Start of Records provided
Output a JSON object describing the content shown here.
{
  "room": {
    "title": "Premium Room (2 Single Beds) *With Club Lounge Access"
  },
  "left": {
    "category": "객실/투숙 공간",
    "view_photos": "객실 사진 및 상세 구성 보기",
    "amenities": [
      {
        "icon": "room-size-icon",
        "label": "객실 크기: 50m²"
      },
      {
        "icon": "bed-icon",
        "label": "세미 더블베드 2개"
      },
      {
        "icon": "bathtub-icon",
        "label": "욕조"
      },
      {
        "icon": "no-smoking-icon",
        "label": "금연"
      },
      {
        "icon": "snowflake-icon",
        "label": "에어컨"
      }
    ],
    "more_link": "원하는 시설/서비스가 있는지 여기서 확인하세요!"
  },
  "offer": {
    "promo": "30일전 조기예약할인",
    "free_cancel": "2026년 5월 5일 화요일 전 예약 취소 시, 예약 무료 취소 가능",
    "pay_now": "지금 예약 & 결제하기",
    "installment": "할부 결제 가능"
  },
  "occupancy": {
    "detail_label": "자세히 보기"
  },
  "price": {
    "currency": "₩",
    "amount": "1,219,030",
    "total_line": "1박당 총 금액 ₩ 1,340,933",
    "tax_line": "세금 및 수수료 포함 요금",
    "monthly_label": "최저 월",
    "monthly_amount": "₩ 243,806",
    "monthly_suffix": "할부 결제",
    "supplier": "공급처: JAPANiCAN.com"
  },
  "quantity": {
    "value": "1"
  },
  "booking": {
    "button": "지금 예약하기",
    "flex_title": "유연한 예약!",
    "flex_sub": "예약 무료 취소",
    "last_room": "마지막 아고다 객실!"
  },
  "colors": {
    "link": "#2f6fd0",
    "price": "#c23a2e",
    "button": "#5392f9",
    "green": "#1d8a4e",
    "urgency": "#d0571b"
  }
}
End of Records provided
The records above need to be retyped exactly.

Output a JSON object describing the content shown here.
{
  "room": {
    "title": "Premium Room (2 Single Beds) *With Club Lounge Access"
  },
  "left": {
    "category": "객실/투숙 공간",
    "view_photos": "객실 사진 및 상세 구성 보기",
    "amenities": [
      {
        "icon": "room-size-icon",
        "label": "객실 크기: 50m²"
      },
      {
        "icon": "bed-icon",
        "label": "세미 더블베드 2개"
      },
      {
        "icon": "bathtub-icon",
        "label": "욕조"
      },
      {
        "icon": "no-smoking-icon",
        "label": "금연"
      },
      {
        "icon": "snowflake-icon",
        "label": "에어컨"
      }
    ],
    "more_link": "원하는 시설/서비스가 있는지 여기서 확인하세요!"
  },
  "offer": {
    "promo": "30일전 조기예약할인",
    "free_cancel": "2026년 5월 5일 화요일 전 예약 취소 시, 예약 무료 취소 가능",
    "pay_now": "지금 예약 & 결제하기",
    "installment": "할부 결제 가능"
  },
  "occupancy": {
    "detail_label": "자세히 보기"
  },
  "price": {
    "currency": "₩",
    "amount": "1,219,030",
    "total_line": "1박당 총 금액 ₩ 1,340,933",
    "tax_line": "세금 및 수수료 포함 요금",
    "monthly_label": "최저 월",
    "monthly_amount": "₩ 243,806",
    "monthly_suffix": "할부 결제",
    "supplier": "공급처: JAPANiCAN.com"
  },
  "quantity": {
    "value": "1"
  },
  "booking": {
    "button": "지금 예약하기",
    "flex_title": "유연한 예약!",
    "flex_sub": "예약 무료 취소",
    "last_room": "마지막 아고다 객실!"
  },
  "colors": {
    "link": "#2f6fd0",
    "price": "#c23a2e",
    "button": "#5392f9",
    "green": "#1d8a4e",
    "urgency": "#d0571b"
  }
}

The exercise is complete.